Humble cabbage becomes something special when cooked with a bit of butter or oil until just tender.
Cabbage is often hidden. Cooked to death in a soup or drowned in sauce or slathered with dressing. Here, this humble head of compact leaves is allowed to be itself, gently cooked with a bit of butter until just tender. Simple, easy, and utterly satisfying. Divine with a few lamb chops or a shepherd’s pie or a seared steak or a rotisserie chicken. Or, keep things traditional and offer a few sausages and potatoes alongside. Find inspiration for endless variations at the end of the recipe—this simple technique easily morphs into a whole range of different flavors. Best of all, this gentle but not-too-long cooking method keeps the cabbage from getting stinky.
- 1 small head savoy cabbage or green cabbage
- 3 tablespoons butter
- 1/2 teaspoon salt
- Remove and discard any bruised or wilted leaves on the outside of the cabbage. Cut it into quarters and cut out the core from each (or cut out the core and then quarter). Discard the core or slice it very thinly and cook it with the cabbage.
- Melt the butter in a wide sauté or braising pan over medium-high heat. Once the butter is melted, add the cabbage and sprinkle in the salt. Stir to coat the cabbage evenly with the butter, pour in 1/4 cup of water, cover, and reduce the heat to low-medium. Cook undisturbed for 5 minutes, stir, cover again, and cook for 5 more minutes, adjusting the heat to keep the liquid steaming but the cabbage not browning or sticking too much. Add 1 tablespoon or so of water if the cabbage starts to stick to the pan. Cook until the cabbage is tender but not mushy, about 20 minutes total. Serve hot or warm.
Mix up the liquid. Use chicken stock or dry white wine instead of the water as braising liquid to add extra flavor. If you use stock, you may need extra to avoid having the cabbage stick to the pan.
Make it cheesy. Grate some aged gouda or parmesan or aged gruyère over the cabbage as soon as you take it off the heat so it melts onto and sort of into the cabbage bits to delicious effect.

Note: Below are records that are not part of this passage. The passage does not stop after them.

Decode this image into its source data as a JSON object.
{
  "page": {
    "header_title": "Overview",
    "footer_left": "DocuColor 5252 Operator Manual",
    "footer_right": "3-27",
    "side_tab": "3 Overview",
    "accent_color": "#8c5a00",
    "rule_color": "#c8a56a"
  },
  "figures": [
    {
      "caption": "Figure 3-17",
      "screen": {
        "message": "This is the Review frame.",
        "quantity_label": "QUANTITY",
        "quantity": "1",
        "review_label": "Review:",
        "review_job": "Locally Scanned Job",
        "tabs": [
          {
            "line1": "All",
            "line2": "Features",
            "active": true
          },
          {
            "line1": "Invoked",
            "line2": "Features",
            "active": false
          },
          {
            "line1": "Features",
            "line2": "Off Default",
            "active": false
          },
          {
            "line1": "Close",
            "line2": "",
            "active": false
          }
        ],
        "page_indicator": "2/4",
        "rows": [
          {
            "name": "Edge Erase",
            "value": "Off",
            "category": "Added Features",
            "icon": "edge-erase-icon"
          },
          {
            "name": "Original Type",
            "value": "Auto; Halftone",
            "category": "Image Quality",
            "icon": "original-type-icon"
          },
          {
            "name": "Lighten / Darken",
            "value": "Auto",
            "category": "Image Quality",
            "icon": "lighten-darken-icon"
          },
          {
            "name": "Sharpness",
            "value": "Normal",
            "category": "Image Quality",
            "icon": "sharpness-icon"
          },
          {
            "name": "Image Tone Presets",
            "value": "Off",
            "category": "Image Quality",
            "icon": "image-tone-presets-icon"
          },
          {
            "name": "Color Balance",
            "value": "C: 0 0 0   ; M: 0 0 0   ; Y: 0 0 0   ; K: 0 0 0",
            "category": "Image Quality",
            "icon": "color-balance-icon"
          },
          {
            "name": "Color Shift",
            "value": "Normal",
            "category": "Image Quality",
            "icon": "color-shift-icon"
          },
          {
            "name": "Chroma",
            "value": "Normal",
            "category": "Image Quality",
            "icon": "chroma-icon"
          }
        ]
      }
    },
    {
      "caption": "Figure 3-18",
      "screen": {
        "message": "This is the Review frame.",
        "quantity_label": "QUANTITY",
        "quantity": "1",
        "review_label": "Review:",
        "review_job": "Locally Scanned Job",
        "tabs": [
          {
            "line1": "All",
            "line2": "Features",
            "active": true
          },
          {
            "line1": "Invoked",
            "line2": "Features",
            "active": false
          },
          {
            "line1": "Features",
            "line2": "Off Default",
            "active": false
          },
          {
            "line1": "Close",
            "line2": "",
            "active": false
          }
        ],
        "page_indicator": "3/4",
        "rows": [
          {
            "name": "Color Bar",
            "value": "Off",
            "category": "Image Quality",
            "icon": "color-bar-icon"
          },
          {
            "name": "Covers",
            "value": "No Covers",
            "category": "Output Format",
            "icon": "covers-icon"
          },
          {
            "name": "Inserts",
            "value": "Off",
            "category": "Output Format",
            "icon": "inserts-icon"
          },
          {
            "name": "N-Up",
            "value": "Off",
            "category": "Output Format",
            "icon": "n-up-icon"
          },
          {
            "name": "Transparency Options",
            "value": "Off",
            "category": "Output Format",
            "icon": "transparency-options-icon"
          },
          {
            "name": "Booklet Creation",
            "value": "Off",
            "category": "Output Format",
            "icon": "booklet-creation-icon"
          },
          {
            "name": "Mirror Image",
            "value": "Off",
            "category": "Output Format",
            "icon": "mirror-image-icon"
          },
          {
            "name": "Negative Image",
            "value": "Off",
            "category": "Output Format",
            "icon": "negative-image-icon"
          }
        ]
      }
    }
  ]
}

Warm spices. Add 1/2 teaspoon garam masala to the butter before adding the cabbage, cook, stirring, until it’s super fragrant, about 1 minute. Then add the cabbage and cook according to the rest of the recipe. Season with a shake or two of garam masala before serving.
North African kick. Add 1 teaspoon ras el hanout to the butter before adding the cabbage. Cook, stirring, until fragrant, about 1 minute. Then add 1/3 cup water to the pan, bring to a boil, and cook until the liquid is reduced by a third. Stir in the cabbage and braise as per the rest of the recipe.
Sichuan-style. Before you add the butter, toast 1/2 teaspoon Sichuan peppers in the pan until fragrant, 1-2 minutes. Transfer to a mortar and pestle and crush. Add oil instead of butter to the pan, add the toasted and crushed peppercorns to the pan along with 1-2 cloves of garlic, thinly sliced. Cook, stirring, until the garlic barely starts to turn golden, about 2 minutes, then add the cabbage and cook as directed in the rest of the recipe. Drizzle with hot chili oil to taste before serving.